Personally, I could easily see Cashman eventually running the whole shebang as the head of a cadre of investors after the children get bored or overwhelmed with it and sell their interests. I would HATE to see Rudy own the team. Maybe it will stay in trust for a decade or so until a modern King Arthur comes to draw the franchise out of the stone. Hell, if there's that much indifference from the clan after the Big Chief is gone, maybe I will own a piece of it someday; that wouldn't be so bad. Then we'd have Bronx Banter Night (whatever date is best) with free root beer and "Peep My PECOTA" and instead of "YMCA", the grounds crew could dance to "Ph.D in VORP" by wsporter or "F@#$ ESPN" by the Bronx Banter All-Stars...

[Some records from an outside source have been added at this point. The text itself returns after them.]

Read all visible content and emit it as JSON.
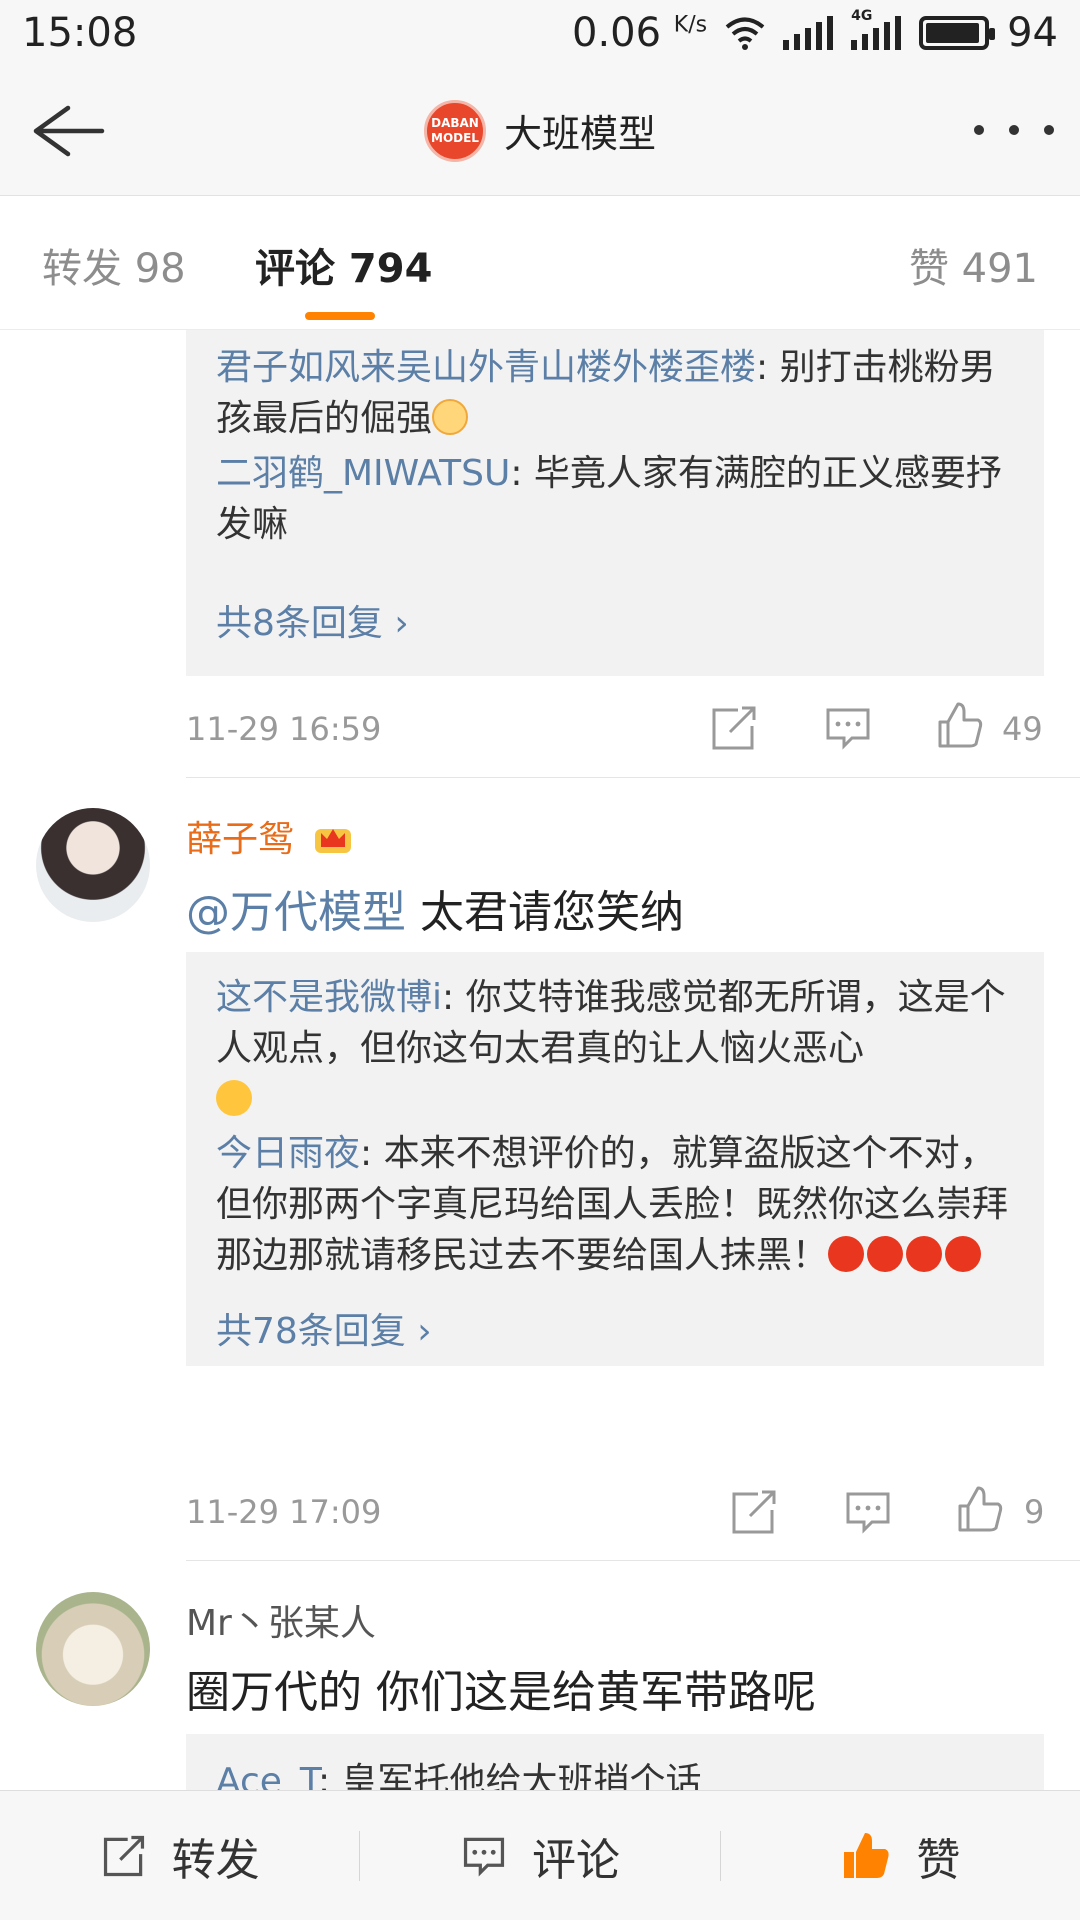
{
  "status_bar": {
    "time": "15:08",
    "speed": "0.06",
    "speed_unit": "K/s",
    "network": "4G",
    "battery": "94"
  },
  "nav": {
    "title": "大班模型",
    "logo_line1": "DABAN",
    "logo_line2": "MODEL"
  },
  "tabs": {
    "repost": "转发 98",
    "comment": "评论 794",
    "like": "赞 491"
  },
  "comments": [
    {
      "replies": [
        {
          "name": "君子如风来吴山外青山楼外楼歪楼",
          "text": ": 别打击桃粉男孩最后的倔强"
        },
        {
          "name": "二羽鹤_MIWATSU",
          "text": ": 毕竟人家有满腔的正义感要抒发嘛"
        }
      ],
      "more_replies": "共8条回复 ›",
      "time": "11-29 16:59",
      "likes": "49"
    },
    {
      "user": "薛子鸳",
      "mention": "@万代模型",
      "text": " 太君请您笑纳",
      "replies": [
        {
          "name": "这不是我微博i",
          "text": ": 你艾特谁我感觉都无所谓，这是个人观点，但你这句太君真的让人恼火恶心"
        },
        {
          "name": "今日雨夜",
          "text": ": 本来不想评价的，就算盗版这个不对，但你那两个字真尼玛给国人丢脸！既然你这么崇拜那边那就请移民过去不要给国人抹黑！"
        }
      ],
      "more_replies": "共78条回复 ›",
      "time": "11-29 17:09",
      "likes": "9"
    },
    {
      "user": "Mr丶张某人",
      "text": "圈万代的  你们这是给黄军带路呢",
      "replies": [
        {
          "name": "Ace_T",
          "text": ": 皇军托他给大班捎个话"
        }
      ]
    }
  ],
  "toolbar": {
    "repost": "转发",
    "comment": "评论",
    "like": "赞"
  },
  "colors": {
    "accent": "#ff8200",
    "link": "#5b7fa6",
    "username_vip": "#e86c1a"
  }
}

See? It's not so bad.
And the great idea is....
Take the Yankees public.
If the Packers could do it, so could the Yanks. They would make an absolute killing on the first pass. Then it would be tough to sustain as an investment. Still in thirty-five years of Big Stein they went from 10 million to 1 billion.
So, if you had dropped 1g on the "stock" you have 100k right now. I have to imagine that's a nice annual return - who's the financial wiz?
And that's assuming the market valuation is only 1 billion. If it's YES (including the network and the Nets), that could be a few B.
Shoot, I'd buy some Yankee stock.
It's weird - in that scenario the price would probably climb higher as they won than if they turn a real profit. It's the brand that increases in value, not the products. The brand represents winning.
A fascinating case study to be sure. I wonder if the MLB owners would allow it. Thanks Will!
54 You're quite welcome. Let's just hope that Carl Icahn doesn't get involved so he can "make the appropriate changes", although if Cablevision had fully gone public a few years back, I would've wholeheartedly supported his involvement.
Comment status: comments have been closed. Baseball Toaster is now out of business.